-- Material supplied follows --

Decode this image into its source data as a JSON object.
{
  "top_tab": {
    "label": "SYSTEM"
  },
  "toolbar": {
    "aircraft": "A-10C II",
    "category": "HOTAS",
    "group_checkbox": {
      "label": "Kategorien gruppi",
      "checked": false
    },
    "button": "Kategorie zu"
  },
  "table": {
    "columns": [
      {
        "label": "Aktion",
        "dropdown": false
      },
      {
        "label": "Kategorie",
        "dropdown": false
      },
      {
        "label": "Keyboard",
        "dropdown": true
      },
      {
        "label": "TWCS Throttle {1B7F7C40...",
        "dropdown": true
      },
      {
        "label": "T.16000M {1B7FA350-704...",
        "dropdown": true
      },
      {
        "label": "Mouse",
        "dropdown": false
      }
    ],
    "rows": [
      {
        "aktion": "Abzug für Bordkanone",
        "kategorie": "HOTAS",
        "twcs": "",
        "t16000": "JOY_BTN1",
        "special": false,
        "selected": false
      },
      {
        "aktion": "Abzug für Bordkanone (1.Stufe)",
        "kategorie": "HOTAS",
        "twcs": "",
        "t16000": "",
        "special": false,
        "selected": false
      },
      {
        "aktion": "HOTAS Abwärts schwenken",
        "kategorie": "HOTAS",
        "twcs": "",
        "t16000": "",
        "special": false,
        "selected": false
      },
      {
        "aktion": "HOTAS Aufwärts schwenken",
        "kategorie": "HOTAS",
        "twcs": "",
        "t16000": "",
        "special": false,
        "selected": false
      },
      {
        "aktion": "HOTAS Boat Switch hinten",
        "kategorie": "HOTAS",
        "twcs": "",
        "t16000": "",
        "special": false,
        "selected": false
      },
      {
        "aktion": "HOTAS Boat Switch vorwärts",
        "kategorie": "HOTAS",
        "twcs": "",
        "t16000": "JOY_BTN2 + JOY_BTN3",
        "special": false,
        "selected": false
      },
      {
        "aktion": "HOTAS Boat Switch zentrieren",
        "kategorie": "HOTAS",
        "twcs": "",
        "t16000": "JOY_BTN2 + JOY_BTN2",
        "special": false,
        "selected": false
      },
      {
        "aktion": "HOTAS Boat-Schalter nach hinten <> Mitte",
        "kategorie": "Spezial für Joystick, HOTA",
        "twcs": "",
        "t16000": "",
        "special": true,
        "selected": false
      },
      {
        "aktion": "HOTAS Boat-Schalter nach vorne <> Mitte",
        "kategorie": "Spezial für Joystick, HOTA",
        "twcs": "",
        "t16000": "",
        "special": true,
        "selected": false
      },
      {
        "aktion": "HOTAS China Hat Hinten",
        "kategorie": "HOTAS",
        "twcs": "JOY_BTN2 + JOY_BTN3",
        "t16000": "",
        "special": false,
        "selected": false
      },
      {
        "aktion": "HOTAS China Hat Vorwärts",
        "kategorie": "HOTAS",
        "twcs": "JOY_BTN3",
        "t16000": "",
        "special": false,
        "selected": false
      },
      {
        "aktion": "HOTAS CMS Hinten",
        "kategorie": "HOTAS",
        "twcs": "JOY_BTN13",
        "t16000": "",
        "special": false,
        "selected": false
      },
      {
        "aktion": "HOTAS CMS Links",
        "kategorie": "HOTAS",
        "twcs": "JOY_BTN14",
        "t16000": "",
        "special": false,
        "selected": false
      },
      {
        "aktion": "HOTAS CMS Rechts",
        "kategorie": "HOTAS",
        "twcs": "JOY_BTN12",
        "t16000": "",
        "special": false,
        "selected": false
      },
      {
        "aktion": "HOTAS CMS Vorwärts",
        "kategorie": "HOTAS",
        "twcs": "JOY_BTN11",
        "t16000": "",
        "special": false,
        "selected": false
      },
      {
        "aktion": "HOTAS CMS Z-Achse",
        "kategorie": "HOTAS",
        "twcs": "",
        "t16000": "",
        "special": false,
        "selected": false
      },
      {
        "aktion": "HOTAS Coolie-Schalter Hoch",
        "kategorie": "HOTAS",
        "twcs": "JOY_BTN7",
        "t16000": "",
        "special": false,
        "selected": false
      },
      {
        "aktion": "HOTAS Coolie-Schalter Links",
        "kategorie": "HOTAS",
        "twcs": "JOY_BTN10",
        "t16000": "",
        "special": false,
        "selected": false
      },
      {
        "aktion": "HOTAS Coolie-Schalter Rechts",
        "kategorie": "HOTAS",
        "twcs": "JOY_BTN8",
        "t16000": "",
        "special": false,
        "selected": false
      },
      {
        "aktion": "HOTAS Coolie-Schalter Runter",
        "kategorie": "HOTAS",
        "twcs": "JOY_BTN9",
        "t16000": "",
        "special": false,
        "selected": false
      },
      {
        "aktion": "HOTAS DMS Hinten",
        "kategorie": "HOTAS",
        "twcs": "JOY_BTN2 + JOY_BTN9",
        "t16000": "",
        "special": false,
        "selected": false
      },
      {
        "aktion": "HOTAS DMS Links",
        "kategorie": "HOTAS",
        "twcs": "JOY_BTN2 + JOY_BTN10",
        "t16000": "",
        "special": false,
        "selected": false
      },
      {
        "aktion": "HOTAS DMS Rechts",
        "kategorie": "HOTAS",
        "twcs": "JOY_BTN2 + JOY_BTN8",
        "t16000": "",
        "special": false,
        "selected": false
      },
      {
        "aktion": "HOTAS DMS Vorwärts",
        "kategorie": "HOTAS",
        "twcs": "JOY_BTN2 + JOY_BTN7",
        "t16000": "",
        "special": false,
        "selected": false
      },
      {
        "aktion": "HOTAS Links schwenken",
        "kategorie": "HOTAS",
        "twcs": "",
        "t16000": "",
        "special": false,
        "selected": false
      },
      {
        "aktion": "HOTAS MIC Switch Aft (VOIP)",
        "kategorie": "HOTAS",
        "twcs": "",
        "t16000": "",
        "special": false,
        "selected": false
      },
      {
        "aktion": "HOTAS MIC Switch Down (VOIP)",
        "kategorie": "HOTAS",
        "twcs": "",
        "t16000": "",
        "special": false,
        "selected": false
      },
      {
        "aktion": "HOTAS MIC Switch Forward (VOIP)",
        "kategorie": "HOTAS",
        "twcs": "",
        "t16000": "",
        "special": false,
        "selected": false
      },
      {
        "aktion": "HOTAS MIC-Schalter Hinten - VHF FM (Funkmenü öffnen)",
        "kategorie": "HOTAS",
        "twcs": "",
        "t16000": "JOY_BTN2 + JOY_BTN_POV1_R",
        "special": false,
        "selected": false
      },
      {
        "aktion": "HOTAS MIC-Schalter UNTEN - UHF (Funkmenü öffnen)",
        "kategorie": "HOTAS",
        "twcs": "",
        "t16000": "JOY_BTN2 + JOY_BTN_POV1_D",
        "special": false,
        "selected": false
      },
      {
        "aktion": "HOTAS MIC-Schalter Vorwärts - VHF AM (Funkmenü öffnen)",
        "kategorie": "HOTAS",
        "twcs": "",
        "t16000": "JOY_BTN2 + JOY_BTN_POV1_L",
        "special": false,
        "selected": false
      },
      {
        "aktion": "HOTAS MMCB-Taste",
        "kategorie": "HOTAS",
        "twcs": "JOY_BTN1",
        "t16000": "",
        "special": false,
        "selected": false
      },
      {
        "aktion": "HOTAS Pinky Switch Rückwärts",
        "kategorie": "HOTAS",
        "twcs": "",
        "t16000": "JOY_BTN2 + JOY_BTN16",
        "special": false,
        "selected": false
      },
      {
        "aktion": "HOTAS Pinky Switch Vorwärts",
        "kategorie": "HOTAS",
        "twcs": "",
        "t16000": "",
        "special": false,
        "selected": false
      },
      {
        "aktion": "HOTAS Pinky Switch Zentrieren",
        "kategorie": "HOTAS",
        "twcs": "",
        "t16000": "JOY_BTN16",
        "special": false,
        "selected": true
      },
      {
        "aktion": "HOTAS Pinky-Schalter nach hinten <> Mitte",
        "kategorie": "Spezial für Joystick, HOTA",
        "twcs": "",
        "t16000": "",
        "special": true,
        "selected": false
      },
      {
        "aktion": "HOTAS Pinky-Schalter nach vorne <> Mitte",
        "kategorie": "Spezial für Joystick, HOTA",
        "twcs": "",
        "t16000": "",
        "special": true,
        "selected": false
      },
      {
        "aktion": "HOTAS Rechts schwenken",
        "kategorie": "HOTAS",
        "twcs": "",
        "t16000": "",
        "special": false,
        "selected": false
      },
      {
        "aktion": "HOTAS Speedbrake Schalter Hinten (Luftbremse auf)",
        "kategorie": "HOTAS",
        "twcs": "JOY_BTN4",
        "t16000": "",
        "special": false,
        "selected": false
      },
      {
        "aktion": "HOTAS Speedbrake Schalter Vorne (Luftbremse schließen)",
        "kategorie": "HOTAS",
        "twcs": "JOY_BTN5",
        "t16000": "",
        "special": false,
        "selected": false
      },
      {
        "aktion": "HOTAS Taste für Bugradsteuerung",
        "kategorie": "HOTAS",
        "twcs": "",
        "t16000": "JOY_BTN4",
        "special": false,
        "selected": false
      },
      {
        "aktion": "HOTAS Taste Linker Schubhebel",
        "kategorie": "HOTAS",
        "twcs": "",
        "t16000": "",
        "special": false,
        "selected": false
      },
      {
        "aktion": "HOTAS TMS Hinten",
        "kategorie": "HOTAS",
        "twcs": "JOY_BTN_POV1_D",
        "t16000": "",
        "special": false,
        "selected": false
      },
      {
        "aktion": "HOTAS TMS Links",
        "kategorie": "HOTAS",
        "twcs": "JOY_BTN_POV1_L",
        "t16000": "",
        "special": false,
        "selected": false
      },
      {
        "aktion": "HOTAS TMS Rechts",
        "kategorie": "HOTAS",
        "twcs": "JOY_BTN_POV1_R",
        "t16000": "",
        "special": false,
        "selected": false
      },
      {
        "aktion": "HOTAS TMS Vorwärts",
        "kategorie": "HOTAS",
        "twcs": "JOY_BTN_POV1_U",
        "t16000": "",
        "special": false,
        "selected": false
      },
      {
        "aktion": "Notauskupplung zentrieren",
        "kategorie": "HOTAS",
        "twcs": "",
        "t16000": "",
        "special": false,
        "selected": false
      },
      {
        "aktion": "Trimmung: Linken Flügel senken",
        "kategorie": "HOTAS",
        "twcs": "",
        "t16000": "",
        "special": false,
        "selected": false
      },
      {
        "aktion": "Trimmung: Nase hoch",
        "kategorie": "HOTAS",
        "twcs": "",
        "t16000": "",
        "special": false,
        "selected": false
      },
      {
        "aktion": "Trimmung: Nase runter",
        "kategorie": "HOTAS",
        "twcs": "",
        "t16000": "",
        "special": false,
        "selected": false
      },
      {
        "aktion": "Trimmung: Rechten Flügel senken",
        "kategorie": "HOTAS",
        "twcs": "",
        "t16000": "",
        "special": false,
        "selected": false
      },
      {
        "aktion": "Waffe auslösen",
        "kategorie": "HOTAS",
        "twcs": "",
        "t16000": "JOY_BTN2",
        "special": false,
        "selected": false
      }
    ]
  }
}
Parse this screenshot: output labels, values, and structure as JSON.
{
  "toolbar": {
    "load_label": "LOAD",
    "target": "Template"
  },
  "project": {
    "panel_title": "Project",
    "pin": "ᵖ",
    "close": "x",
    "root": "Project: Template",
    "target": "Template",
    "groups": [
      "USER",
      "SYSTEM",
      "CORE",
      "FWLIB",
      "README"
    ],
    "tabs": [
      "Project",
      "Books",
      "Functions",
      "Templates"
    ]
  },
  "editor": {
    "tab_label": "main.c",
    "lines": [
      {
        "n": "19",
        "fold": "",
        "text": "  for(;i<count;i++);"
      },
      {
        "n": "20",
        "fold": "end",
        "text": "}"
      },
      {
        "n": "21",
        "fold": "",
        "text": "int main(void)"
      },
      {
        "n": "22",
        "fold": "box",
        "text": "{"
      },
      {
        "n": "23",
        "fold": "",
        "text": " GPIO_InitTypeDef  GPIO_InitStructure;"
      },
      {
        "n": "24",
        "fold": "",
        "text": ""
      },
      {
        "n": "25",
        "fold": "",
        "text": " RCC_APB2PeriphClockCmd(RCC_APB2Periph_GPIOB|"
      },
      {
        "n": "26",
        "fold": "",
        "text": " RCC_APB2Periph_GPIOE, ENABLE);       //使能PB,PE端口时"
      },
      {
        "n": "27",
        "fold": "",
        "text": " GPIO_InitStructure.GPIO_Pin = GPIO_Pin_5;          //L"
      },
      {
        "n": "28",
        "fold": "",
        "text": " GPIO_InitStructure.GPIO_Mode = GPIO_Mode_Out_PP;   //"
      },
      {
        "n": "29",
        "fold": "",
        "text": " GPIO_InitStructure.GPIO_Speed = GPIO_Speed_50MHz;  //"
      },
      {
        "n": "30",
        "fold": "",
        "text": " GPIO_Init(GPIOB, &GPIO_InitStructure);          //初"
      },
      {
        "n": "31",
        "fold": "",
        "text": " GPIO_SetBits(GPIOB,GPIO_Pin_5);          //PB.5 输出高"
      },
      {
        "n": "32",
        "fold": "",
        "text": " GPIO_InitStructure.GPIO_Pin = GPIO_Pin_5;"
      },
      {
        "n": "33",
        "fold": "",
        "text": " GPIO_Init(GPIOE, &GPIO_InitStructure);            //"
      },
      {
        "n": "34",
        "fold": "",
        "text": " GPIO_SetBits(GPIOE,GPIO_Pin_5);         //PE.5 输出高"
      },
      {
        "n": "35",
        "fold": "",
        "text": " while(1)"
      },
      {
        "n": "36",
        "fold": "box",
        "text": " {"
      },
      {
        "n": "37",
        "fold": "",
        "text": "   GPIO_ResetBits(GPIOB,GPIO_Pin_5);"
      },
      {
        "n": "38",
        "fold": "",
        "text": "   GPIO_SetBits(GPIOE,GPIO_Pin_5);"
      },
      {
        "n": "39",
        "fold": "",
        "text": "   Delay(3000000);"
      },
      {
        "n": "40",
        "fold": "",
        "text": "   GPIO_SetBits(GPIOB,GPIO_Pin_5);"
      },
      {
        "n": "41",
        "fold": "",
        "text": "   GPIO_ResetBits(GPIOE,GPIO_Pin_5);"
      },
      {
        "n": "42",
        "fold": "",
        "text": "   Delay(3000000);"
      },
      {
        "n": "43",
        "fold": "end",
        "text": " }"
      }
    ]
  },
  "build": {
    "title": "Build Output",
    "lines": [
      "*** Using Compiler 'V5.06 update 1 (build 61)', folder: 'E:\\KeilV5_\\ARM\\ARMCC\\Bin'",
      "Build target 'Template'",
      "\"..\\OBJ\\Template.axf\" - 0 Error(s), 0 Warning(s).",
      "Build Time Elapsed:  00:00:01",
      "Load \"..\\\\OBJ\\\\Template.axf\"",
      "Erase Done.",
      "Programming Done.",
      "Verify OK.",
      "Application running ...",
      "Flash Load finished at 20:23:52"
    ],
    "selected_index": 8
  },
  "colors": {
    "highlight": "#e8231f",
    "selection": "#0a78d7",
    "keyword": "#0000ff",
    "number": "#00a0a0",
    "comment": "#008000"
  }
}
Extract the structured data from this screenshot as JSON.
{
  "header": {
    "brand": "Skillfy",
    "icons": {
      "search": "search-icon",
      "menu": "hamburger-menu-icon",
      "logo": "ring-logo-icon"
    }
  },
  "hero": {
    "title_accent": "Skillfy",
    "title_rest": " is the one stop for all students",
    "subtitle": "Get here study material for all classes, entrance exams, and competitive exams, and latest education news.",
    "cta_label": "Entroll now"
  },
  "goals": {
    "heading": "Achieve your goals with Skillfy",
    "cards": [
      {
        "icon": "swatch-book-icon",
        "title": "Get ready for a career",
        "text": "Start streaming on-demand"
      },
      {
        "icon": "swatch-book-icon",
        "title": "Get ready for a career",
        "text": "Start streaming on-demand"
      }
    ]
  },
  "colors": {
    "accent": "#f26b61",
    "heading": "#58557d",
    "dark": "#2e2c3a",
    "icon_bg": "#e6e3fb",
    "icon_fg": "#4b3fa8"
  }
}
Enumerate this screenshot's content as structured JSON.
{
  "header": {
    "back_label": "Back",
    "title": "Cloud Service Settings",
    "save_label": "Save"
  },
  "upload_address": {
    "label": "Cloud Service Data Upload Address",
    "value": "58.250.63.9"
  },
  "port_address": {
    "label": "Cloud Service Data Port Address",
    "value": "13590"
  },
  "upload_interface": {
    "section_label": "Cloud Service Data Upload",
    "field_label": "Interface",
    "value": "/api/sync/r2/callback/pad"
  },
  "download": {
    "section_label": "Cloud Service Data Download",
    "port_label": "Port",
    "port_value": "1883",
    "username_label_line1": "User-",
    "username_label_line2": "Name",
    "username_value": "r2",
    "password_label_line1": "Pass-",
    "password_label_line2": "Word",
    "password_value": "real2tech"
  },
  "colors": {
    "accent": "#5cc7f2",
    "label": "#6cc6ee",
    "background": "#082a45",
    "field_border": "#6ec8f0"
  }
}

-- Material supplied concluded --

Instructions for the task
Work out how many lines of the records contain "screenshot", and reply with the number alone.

Task output
3